“I do not understand my own actions. For I do not do what I want, but I do the very thing I hate.”
The language that St. Paul uses here in Romans 7 describes the gap between what someone once called “The is and the ought”. Paul writes from that gap. It is where we all find ourselves. But how do we deal with it?
Some ignore the gap and resolve themselves into their desires and impulses, letting what is simply be what is. In the 1960′s they put it this way, ‘If it feels good, do it’.
Others are driven by the gap to take a higher road and recognize that some form of ethical and moral effort are necessary.

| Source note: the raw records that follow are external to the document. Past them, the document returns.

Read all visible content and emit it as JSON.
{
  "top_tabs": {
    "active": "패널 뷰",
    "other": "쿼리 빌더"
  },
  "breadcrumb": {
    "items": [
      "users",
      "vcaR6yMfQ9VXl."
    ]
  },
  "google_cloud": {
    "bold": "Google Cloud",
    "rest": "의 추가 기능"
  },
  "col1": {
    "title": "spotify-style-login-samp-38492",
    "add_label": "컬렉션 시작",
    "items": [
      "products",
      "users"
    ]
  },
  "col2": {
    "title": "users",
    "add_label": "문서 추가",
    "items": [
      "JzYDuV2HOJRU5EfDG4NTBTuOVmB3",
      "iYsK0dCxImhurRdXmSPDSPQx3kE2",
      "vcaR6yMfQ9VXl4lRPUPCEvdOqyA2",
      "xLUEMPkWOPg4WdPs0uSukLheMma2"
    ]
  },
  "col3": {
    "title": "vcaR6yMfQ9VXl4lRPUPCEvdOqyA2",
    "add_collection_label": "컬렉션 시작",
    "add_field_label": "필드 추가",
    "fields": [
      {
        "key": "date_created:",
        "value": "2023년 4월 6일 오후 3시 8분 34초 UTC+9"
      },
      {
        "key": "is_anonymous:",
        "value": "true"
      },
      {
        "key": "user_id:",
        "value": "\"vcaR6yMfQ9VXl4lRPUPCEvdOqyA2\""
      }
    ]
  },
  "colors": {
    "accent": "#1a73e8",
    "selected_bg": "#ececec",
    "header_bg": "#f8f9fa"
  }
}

The struggle to be fully human must progress beyond the level of animal impulse.
Humor is another response. Laughing at the gap is sometimes the best that we can do.
Then there are those who are consumed by the gap. Those for whom the tensions between what is and what ought to be are too much. They fall into despair, cynicism, even madness.
Whatever approach we take to the gap, ignoring it, battling it, laughing at it or allowing it to overwhelm, the outcome remains the same. The gap is never closed. We remain caught in the tension between “the is and the ought”.
It is surprising, then, to know that even as he laments life in the gap, Paul does so as one for whom the gap has been closed! The yawning chasm between his humanity and its fulfillment was crossed at the cross. Only the forgiveness of God in Christ is strong enough, enduring enough to close the gap between what we are and what we ought to be.
We are not yet what we will be and we share this burden with the apostle. But we do not sing in a minor key. Even our laments ring with joyous hope as we look forward to that Day when the gap between “the is and the ought” will, in every way, be closed, and God’s great work of reconciliation in Jesus Christ will be complete.
“May the peace of God that passes all understanding keep your hearts and minds in Christ Jesus our Lord.”